▶ **Brief**
Among the entries below, only the lines starting at the one with "Give me the" and ending at the one with "Transcribe this image's", both included, are to be printed exactly.

▶ **Extracted material**
• • • • • • •

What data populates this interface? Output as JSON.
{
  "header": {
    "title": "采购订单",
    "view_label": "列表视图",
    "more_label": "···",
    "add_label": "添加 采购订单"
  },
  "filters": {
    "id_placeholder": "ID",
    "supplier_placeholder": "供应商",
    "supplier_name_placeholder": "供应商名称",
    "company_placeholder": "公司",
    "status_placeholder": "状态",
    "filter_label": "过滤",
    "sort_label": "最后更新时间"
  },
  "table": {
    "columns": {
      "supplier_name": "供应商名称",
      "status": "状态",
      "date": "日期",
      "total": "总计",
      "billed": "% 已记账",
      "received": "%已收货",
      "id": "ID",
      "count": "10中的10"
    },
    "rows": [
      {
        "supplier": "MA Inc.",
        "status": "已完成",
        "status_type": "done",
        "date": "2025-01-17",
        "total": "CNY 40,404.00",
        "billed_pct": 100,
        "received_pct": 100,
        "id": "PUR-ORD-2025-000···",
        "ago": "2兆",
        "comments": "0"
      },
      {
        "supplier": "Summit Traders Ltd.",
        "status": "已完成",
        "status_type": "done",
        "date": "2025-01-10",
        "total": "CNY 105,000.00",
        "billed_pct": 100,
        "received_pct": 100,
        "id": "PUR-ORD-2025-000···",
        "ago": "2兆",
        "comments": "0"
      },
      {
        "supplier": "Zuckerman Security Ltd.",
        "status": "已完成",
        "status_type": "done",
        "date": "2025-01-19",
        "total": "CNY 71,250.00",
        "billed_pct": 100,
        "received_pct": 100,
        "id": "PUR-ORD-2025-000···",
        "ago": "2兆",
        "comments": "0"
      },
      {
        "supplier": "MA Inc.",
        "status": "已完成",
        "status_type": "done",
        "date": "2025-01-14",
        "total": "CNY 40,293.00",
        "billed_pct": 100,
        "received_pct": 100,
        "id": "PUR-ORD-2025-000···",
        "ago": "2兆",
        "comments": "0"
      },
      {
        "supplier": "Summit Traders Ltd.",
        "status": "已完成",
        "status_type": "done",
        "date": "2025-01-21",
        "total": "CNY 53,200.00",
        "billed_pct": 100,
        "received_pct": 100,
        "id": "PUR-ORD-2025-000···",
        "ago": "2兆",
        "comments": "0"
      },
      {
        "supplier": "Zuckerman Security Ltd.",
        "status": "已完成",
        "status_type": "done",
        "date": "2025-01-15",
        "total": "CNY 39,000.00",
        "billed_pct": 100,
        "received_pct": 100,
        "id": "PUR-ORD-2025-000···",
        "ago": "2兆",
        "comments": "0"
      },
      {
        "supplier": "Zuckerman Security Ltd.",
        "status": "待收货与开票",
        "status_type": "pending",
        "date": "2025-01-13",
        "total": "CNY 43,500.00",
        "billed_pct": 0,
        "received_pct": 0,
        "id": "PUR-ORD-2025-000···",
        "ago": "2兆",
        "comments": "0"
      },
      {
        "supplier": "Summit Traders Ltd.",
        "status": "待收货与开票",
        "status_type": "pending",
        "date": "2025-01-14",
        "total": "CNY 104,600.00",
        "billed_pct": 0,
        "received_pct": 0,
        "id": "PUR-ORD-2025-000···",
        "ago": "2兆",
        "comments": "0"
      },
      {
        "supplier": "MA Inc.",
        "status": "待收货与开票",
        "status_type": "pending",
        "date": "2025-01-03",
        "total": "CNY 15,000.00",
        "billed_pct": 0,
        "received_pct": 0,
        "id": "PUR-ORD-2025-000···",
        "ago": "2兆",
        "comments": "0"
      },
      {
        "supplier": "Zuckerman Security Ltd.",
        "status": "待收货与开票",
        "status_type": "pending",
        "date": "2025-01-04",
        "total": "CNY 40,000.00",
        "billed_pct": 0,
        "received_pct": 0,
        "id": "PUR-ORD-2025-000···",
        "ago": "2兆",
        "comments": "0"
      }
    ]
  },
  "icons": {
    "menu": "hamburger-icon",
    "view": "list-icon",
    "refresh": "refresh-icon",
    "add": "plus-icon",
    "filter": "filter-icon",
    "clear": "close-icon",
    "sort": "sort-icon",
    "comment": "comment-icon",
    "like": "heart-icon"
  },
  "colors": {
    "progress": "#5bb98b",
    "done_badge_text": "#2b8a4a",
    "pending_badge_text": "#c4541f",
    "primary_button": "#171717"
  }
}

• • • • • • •

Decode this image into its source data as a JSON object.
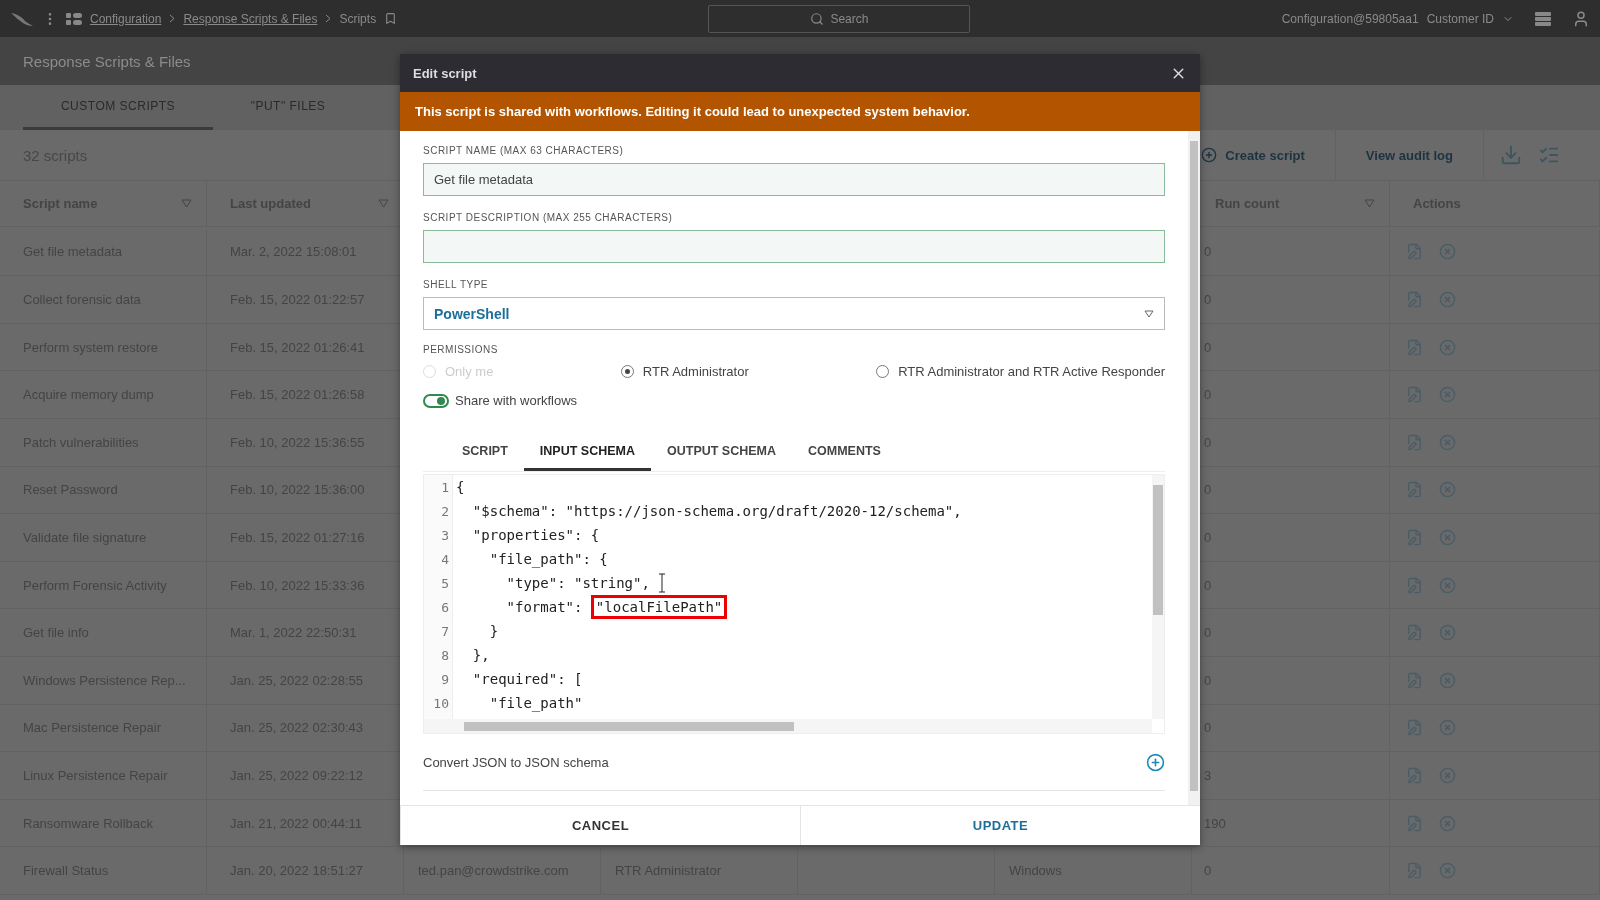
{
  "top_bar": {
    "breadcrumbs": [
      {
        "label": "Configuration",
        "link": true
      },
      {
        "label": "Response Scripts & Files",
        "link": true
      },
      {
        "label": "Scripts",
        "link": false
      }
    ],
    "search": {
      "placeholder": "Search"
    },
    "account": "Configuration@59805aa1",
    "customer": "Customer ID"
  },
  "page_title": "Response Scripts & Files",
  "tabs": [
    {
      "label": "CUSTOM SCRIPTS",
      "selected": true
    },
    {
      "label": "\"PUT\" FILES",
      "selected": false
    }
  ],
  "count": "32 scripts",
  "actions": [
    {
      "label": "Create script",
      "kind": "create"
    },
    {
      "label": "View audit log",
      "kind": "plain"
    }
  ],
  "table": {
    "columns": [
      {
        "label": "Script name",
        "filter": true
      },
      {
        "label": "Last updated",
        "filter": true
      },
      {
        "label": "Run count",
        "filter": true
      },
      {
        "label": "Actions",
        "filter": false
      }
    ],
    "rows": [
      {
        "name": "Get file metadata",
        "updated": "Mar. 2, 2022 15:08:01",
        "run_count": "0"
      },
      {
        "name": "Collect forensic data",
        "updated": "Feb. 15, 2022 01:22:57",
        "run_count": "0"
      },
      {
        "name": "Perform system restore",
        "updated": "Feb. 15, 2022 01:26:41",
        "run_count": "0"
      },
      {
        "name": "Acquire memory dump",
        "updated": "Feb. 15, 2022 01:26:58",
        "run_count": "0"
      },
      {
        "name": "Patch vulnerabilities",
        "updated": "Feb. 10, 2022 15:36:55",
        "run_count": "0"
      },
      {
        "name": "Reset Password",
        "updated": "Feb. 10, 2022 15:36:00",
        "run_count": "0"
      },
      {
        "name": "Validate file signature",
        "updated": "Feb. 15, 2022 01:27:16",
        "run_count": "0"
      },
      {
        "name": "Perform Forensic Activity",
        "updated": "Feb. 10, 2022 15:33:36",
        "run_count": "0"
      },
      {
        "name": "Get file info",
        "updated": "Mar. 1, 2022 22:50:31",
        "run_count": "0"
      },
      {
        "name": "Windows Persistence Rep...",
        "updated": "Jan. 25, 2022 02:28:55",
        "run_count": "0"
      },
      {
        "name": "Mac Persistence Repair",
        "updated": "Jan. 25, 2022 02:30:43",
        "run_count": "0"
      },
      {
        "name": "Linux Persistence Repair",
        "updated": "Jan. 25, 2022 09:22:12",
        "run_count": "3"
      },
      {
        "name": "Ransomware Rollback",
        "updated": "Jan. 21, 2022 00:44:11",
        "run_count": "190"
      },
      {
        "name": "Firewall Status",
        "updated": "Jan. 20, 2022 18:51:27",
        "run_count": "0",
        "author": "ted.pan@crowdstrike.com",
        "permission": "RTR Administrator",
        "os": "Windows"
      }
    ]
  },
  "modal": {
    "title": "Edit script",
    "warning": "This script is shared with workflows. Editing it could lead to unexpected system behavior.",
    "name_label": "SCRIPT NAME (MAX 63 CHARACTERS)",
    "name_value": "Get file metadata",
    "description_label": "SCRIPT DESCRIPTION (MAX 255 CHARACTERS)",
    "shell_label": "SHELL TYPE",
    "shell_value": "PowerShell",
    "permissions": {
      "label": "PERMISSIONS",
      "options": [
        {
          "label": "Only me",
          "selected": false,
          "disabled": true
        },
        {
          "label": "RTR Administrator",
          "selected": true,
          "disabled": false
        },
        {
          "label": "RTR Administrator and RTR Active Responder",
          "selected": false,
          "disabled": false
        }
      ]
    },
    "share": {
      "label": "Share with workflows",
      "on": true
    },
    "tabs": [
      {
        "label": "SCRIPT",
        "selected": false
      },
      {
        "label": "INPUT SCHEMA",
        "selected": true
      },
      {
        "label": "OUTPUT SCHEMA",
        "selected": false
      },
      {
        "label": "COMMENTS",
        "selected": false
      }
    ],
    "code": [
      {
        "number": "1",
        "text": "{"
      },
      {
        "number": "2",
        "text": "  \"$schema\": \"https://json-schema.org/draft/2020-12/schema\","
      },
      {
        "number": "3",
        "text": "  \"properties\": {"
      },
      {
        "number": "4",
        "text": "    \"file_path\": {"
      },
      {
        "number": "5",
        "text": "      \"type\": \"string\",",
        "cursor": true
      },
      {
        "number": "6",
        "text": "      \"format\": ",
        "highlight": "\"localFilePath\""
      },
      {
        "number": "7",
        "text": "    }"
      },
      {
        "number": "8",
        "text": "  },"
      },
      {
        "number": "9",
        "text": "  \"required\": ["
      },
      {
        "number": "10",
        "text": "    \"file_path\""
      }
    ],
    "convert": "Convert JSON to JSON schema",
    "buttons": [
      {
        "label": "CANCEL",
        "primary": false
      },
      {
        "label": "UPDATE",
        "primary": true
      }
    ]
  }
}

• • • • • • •

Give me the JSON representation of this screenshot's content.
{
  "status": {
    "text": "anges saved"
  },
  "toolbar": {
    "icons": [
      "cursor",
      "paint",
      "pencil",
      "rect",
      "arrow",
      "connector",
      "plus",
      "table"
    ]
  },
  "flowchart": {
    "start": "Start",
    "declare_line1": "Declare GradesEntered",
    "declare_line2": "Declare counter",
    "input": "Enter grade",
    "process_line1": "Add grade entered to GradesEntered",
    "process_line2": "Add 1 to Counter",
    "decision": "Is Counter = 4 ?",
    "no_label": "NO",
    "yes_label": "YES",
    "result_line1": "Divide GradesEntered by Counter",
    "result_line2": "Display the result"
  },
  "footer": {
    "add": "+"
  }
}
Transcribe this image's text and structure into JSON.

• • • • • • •

▶ **Solution**
Give me the JSON representation of this screenshot's content.
{
  "status": {
    "text": "anges saved"
  },
  "toolbar": {
    "icons": [
      "cursor",
      "paint",
      "pencil",
      "rect",
      "arrow",
      "connector",
      "plus",
      "table"
    ]
  },
  "flowchart": {
    "start": "Start",
    "declare_line1": "Declare GradesEntered",
    "declare_line2": "Declare counter",
    "input": "Enter grade",
    "process_line1": "Add grade entered to GradesEntered",
    "process_line2": "Add 1 to Counter",
    "decision": "Is Counter = 4 ?",
    "no_label": "NO",
    "yes_label": "YES",
    "result_line1": "Divide GradesEntered by Counter",
    "result_line2": "Display the result"
  },
  "footer": {
    "add": "+"
  }
}
Transcribe this image's text and structure into JSON.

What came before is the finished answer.